Sense and Sensibility Patterns offers a variety of modest, feminine patterns in both girl’s and woman’s sizes. They also sell patterns for 18″ dolls to match all of the girls patterns. These dresses, aprons, skirts and blouses are beautiful pieces that will make you long for simpler days when ladies dressed like ladies and femininity was something to be celebrated. The patterns are organized by time period and cover the Regency, Romantic, Edwardian, Titanic and Swing Eras and are available in either paper of ePattern versions. Sense and Sensibility also offers helpful online sewing classes for those who may be a little challenged in the garment making department (yes, that would be me).
Sense and Sensibility was one of the vendors for the Homeschool Crew that I was super excited to see on the list. We had seen and heard of their patterns from many of our friends, but had not had an opportunity to try one. So the girls and I were thrilled when we discovered that we would be reviewing the Girl’s Edwardian Apron Pattern ($7.95) with the accompanying eClass ($19.95).
This experience sold me on idea of ePatterns. No more pattern scraps to stuff back into the envelope and worry about losing. No more boxes of patterns to store. The pattern is stored in our computer and we can simply print out the pieces and then tape them together. All right, taping it is a little exacting, but I suppose it is a a trade off..
After we printed and taped the pattern, we traced it onto muslin, since we were going to be making 6 (or more) aprons. Jennie, the pattern creator, recommends using interfacing, however we found muslin that was less expensive and it worked wonderfully. A nice side effect to using muslin (or interfacing) for the pattern is that we did not need to pin the pattern onto the fabric. The girls and I were simply able to lay it out and cut.
The eClass consists of a PDF of photos and an audio file of Jennie taking you step by step through slide show and explaining each step as you go. There are also videos for some of the steps that are easier to see than to explain. I was amazed at how clearly and concisely Jennie explained each step and at how effortlessly the apron came together.
I had not sewn anything other than cloth diapers and wipes since college and was a bit apprehensive about my memory. This class was precisely what I needed to step me through the process. It had enough information to refresh my memory and step me through some of the specifics that I had forgotten.

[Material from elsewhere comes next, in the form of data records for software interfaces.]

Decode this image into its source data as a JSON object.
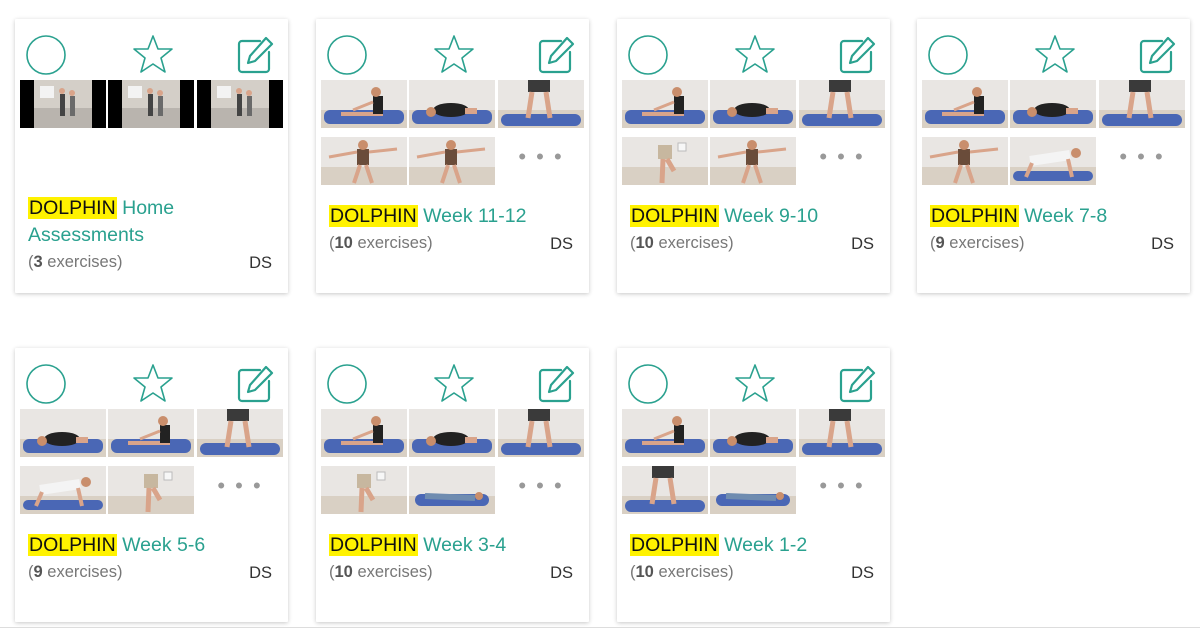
{
  "accent_color": "#2aa18f",
  "highlight_color": "#fff200",
  "icons": {
    "select": "circle-select-icon",
    "favorite": "star-icon",
    "edit": "pencil-edit-icon",
    "more": "ellipsis-icon"
  },
  "more_label": "• • •",
  "cards": [
    {
      "keyword": "DOLPHIN",
      "name": "Home Assessments",
      "count": "3",
      "count_label": "exercises",
      "owner": "DS",
      "thumbs": [
        "room-video",
        "room-video",
        "room-video"
      ],
      "show_more": false
    },
    {
      "keyword": "DOLPHIN",
      "name": "Week 11-12",
      "count": "10",
      "count_label": "exercises",
      "owner": "DS",
      "thumbs": [
        "mat-stretch",
        "mat-fold",
        "standing-legs",
        "standing-arms",
        "standing-arms"
      ],
      "show_more": true
    },
    {
      "keyword": "DOLPHIN",
      "name": "Week 9-10",
      "count": "10",
      "count_label": "exercises",
      "owner": "DS",
      "thumbs": [
        "mat-stretch",
        "mat-fold",
        "standing-legs",
        "standing-single",
        "standing-arms"
      ],
      "show_more": true
    },
    {
      "keyword": "DOLPHIN",
      "name": "Week 7-8",
      "count": "9",
      "count_label": "exercises",
      "owner": "DS",
      "thumbs": [
        "mat-stretch",
        "mat-fold",
        "standing-legs",
        "standing-arms",
        "mat-crawl"
      ],
      "show_more": true
    },
    {
      "keyword": "DOLPHIN",
      "name": "Week 5-6",
      "count": "9",
      "count_label": "exercises",
      "owner": "DS",
      "thumbs": [
        "mat-fold",
        "mat-stretch",
        "standing-legs",
        "mat-crawl",
        "standing-single"
      ],
      "show_more": true
    },
    {
      "keyword": "DOLPHIN",
      "name": "Week 3-4",
      "count": "10",
      "count_label": "exercises",
      "owner": "DS",
      "thumbs": [
        "mat-stretch",
        "mat-fold",
        "standing-legs",
        "standing-single",
        "mat-lying"
      ],
      "show_more": true
    },
    {
      "keyword": "DOLPHIN",
      "name": "Week 1-2",
      "count": "10",
      "count_label": "exercises",
      "owner": "DS",
      "thumbs": [
        "mat-stretch",
        "mat-fold",
        "standing-legs",
        "standing-legs",
        "mat-lying"
      ],
      "show_more": true
    }
  ]
}
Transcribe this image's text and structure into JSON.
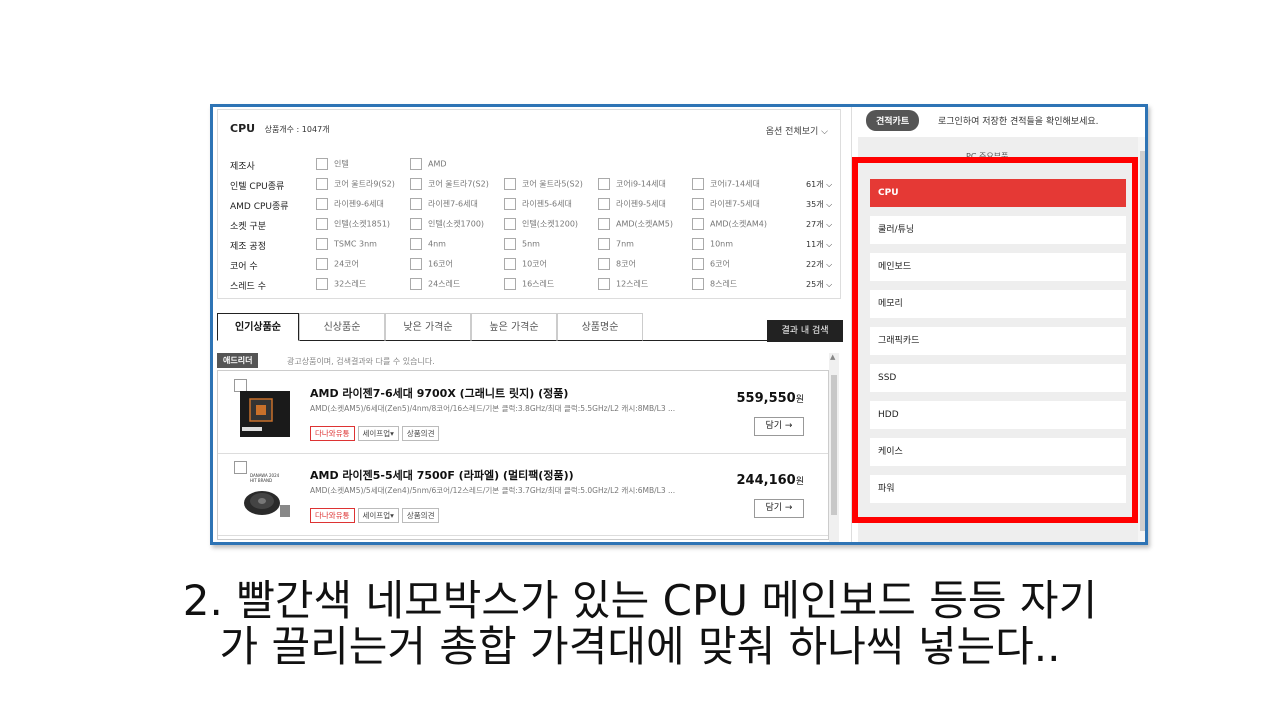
{
  "filter": {
    "category": "CPU",
    "count_label": "상품개수 : 1047개",
    "view_all": "옵션 전체보기",
    "rows": [
      {
        "label": "제조사",
        "items": [
          "인텔",
          "AMD"
        ],
        "count": ""
      },
      {
        "label": "인텔 CPU종류",
        "items": [
          "코어 울트라9(S2)",
          "코어 울트라7(S2)",
          "코어 울트라5(S2)",
          "코어i9-14세대",
          "코어i7-14세대"
        ],
        "count": "61개"
      },
      {
        "label": "AMD CPU종류",
        "items": [
          "라이젠9-6세대",
          "라이젠7-6세대",
          "라이젠5-6세대",
          "라이젠9-5세대",
          "라이젠7-5세대"
        ],
        "count": "35개"
      },
      {
        "label": "소켓 구분",
        "items": [
          "인텔(소켓1851)",
          "인텔(소켓1700)",
          "인텔(소켓1200)",
          "AMD(소켓AM5)",
          "AMD(소켓AM4)"
        ],
        "count": "27개"
      },
      {
        "label": "제조 공정",
        "items": [
          "TSMC 3nm",
          "4nm",
          "5nm",
          "7nm",
          "10nm"
        ],
        "count": "11개"
      },
      {
        "label": "코어 수",
        "items": [
          "24코어",
          "16코어",
          "10코어",
          "8코어",
          "6코어"
        ],
        "count": "22개"
      },
      {
        "label": "스레드 수",
        "items": [
          "32스레드",
          "24스레드",
          "16스레드",
          "12스레드",
          "8스레드"
        ],
        "count": "25개"
      }
    ]
  },
  "tabs": [
    "인기상품순",
    "신상품순",
    "낮은 가격순",
    "높은 가격순",
    "상품명순"
  ],
  "search_in_results": "결과 내 검색",
  "ad": {
    "tag": "애드리더",
    "text": "광고상품이며, 검색결과와 다를 수 있습니다."
  },
  "products": [
    {
      "name": "AMD 라이젠7-6세대 9700X (그래니트 릿지) (정품)",
      "spec": "AMD(소켓AM5)/6세대(Zen5)/4nm/8코어/16스레드/기본 클럭:3.8GHz/최대 클럭:5.5GHz/L2 캐시:8MB/L3 ...",
      "tags": [
        "다나와유통",
        "세이프업",
        "상품의견"
      ],
      "price": "559,550",
      "currency": "원",
      "cart": "담기 →"
    },
    {
      "name": "AMD 라이젠5-5세대 7500F (라파엘) (멀티팩(정품))",
      "spec": "AMD(소켓AM5)/5세대(Zen4)/5nm/6코어/12스레드/기본 클럭:3.7GHz/최대 클럭:5.0GHz/L2 캐시:6MB/L3 ...",
      "tags": [
        "다나와유통",
        "세이프업",
        "상품의견"
      ],
      "price": "244,160",
      "currency": "원",
      "cart": "담기 →",
      "badge": "DANAWA 2024 HIT BRAND"
    }
  ],
  "estimate": {
    "button": "견적카트",
    "note": "로그인하여 저장한 견적들을 확인해보세요.",
    "peek": "PC 주요부품"
  },
  "categories": [
    "CPU",
    "쿨러/튜닝",
    "메인보드",
    "메모리",
    "그래픽카드",
    "SSD",
    "HDD",
    "케이스",
    "파워"
  ],
  "caption": {
    "line1": "2. 빨간색 네모박스가 있는 CPU 메인보드 등등 자기",
    "line2": "가 끌리는거 총합 가격대에 맞춰 하나씩 넣는다.."
  },
  "colors": {
    "accent": "#e53935",
    "highlight": "#ff0000",
    "frame": "#2e74b5"
  }
}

I had introduced both Amber (12) and Kaitlin (11) to sewing, but neither had made a garment or even followed a real pattern. The eClass had been ideal for me, but I already knew how to sew and wondered if it would be clear enough for someone who had little to no experience with sewing? I was pleasantly surprised. Both girls had no problem constructing the apron with the help of the eClass. I gave them a few pointers, but they were able to follow the directions in the class and construct the apron on their own.

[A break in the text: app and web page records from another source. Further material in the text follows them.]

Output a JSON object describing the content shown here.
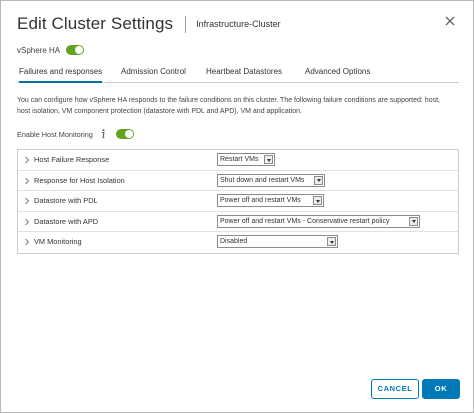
{
  "dialog": {
    "title": "Edit Cluster Settings",
    "subtitle": "Infrastructure-Cluster",
    "close_icon": "close-icon"
  },
  "vsphere_ha": {
    "label": "vSphere HA",
    "enabled": true
  },
  "tabs": [
    {
      "label": "Failures and responses",
      "active": true
    },
    {
      "label": "Admission Control",
      "active": false
    },
    {
      "label": "Heartbeat Datastores",
      "active": false
    },
    {
      "label": "Advanced Options",
      "active": false
    }
  ],
  "description": "You can configure how vSphere HA responds to the failure conditions on this cluster. The following failure conditions are supported: host, host isolation, VM component protection (datastore with PDL and APD), VM and application.",
  "host_monitoring": {
    "label": "Enable Host Monitoring",
    "info_icon": "info-icon",
    "enabled": true
  },
  "responses": [
    {
      "label": "Host Failure Response",
      "value": "Restart VMs"
    },
    {
      "label": "Response for Host Isolation",
      "value": "Shut down and restart VMs"
    },
    {
      "label": "Datastore with PDL",
      "value": "Power off and restart VMs"
    },
    {
      "label": "Datastore with APD",
      "value": "Power off and restart VMs - Conservative restart policy"
    },
    {
      "label": "VM Monitoring",
      "value": "Disabled"
    }
  ],
  "footer": {
    "cancel_label": "CANCEL",
    "ok_label": "OK"
  },
  "colors": {
    "accent": "#0079b8",
    "toggle_on": "#62a420"
  }
}
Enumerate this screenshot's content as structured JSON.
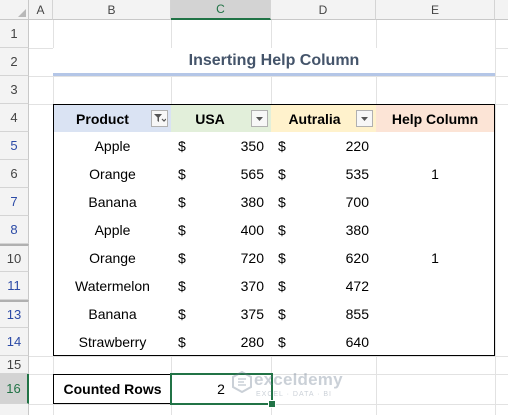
{
  "columns": [
    "A",
    "B",
    "C",
    "D",
    "E"
  ],
  "selected_column": "C",
  "rows": [
    "1",
    "2",
    "3",
    "4",
    "5",
    "6",
    "7",
    "8",
    "10",
    "11",
    "13",
    "14",
    "15",
    "16"
  ],
  "selected_row": "16",
  "title": "Inserting Help Column",
  "headers": {
    "product": "Product",
    "usa": "USA",
    "australia": "Autralia",
    "help": "Help Column"
  },
  "data_rows": [
    {
      "product": "Apple",
      "usa_cur": "$",
      "usa": "350",
      "aus_cur": "$",
      "aus": "220",
      "help": ""
    },
    {
      "product": "Orange",
      "usa_cur": "$",
      "usa": "565",
      "aus_cur": "$",
      "aus": "535",
      "help": "1"
    },
    {
      "product": "Banana",
      "usa_cur": "$",
      "usa": "380",
      "aus_cur": "$",
      "aus": "700",
      "help": ""
    },
    {
      "product": "Apple",
      "usa_cur": "$",
      "usa": "400",
      "aus_cur": "$",
      "aus": "380",
      "help": ""
    },
    {
      "product": "Orange",
      "usa_cur": "$",
      "usa": "720",
      "aus_cur": "$",
      "aus": "620",
      "help": "1"
    },
    {
      "product": "Watermelon",
      "usa_cur": "$",
      "usa": "370",
      "aus_cur": "$",
      "aus": "472",
      "help": ""
    },
    {
      "product": "Banana",
      "usa_cur": "$",
      "usa": "375",
      "aus_cur": "$",
      "aus": "855",
      "help": ""
    },
    {
      "product": "Strawberry",
      "usa_cur": "$",
      "usa": "280",
      "aus_cur": "$",
      "aus": "640",
      "help": ""
    }
  ],
  "counted": {
    "label": "Counted Rows",
    "value": "2"
  },
  "watermark": {
    "name": "exceldemy",
    "tagline": "EXCEL · DATA · BI"
  },
  "colors": {
    "product_header": "#dae3f3",
    "usa_header": "#e2efda",
    "australia_header": "#fff2cc",
    "help_header": "#fce4d6",
    "title_text": "#44546a",
    "title_underline": "#b4c6e7",
    "selection": "#217346"
  }
}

Here are a few basics that the class did not cover that someone who has never sewn before might need to look up:
- Basting – I needed to explain what this was to the girls.
- The very specifics of gathering stitches. (What type of stitching should be used (basting), how far from the edge you should make them, leave long ends for gathering, etc.)
- Seam allowances
- When to back stitch
Everything else was clear and laid out simply enough that both girls were able to go through the eClass without additional input from me. Their aprons turned out beautifully and have been worn nearly everyday since being completed. The big girls have already been on the website trying to decide which pattern they would like to try next,
and the little girls can’t wait to model!
We received the patterns and sewing class free in exchange for posting this review.
This post is included in the Homeschool Curriculum Review Roundup.